DIRECTIONS FOR THIS TASK – The required output is every record, written out exactly.

*** Opening RECORDS SHOWN ***

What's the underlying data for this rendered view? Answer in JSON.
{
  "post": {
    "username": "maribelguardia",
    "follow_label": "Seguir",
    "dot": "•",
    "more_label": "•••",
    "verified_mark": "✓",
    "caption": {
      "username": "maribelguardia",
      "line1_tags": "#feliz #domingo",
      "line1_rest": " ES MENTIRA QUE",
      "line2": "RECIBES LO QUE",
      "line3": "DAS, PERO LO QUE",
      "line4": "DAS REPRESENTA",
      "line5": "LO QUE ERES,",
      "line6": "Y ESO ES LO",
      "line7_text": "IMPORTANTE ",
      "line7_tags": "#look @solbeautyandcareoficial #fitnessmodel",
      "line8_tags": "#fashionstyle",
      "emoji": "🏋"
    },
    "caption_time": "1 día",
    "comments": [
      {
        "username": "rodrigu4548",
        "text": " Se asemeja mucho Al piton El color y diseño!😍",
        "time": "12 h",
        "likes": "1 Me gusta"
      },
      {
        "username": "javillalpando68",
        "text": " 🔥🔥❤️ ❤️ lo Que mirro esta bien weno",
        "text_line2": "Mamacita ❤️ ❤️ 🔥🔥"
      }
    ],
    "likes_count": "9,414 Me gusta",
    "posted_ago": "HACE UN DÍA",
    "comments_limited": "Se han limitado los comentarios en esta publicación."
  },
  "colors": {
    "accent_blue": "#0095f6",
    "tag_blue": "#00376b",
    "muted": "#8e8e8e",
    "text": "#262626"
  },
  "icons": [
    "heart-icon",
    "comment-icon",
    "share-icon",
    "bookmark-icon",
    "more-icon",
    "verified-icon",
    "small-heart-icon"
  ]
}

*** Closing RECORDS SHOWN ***

SOLUTION TO THIS PROBLEM –
What's the underlying data for this rendered view? Answer in JSON.
{
  "post": {
    "username": "maribelguardia",
    "follow_label": "Seguir",
    "dot": "•",
    "more_label": "•••",
    "verified_mark": "✓",
    "caption": {
      "username": "maribelguardia",
      "line1_tags": "#feliz #domingo",
      "line1_rest": " ES MENTIRA QUE",
      "line2": "RECIBES LO QUE",
      "line3": "DAS, PERO LO QUE",
      "line4": "DAS REPRESENTA",
      "line5": "LO QUE ERES,",
      "line6": "Y ESO ES LO",
      "line7_text": "IMPORTANTE ",
      "line7_tags": "#look @solbeautyandcareoficial #fitnessmodel",
      "line8_tags": "#fashionstyle",
      "emoji": "🏋"
    },
    "caption_time": "1 día",
    "comments": [
      {
        "username": "rodrigu4548",
        "text": " Se asemeja mucho Al piton El color y diseño!😍",
        "time": "12 h",
        "likes": "1 Me gusta"
      },
      {
        "username": "javillalpando68",
        "text": " 🔥🔥❤️ ❤️ lo Que mirro esta bien weno",
        "text_line2": "Mamacita ❤️ ❤️ 🔥🔥"
      }
    ],
    "likes_count": "9,414 Me gusta",
    "posted_ago": "HACE UN DÍA",
    "comments_limited": "Se han limitado los comentarios en esta publicación."
  },
  "colors": {
    "accent_blue": "#0095f6",
    "tag_blue": "#00376b",
    "muted": "#8e8e8e",
    "text": "#262626"
  },
  "icons": [
    "heart-icon",
    "comment-icon",
    "share-icon",
    "bookmark-icon",
    "more-icon",
    "verified-icon",
    "small-heart-icon"
  ]
}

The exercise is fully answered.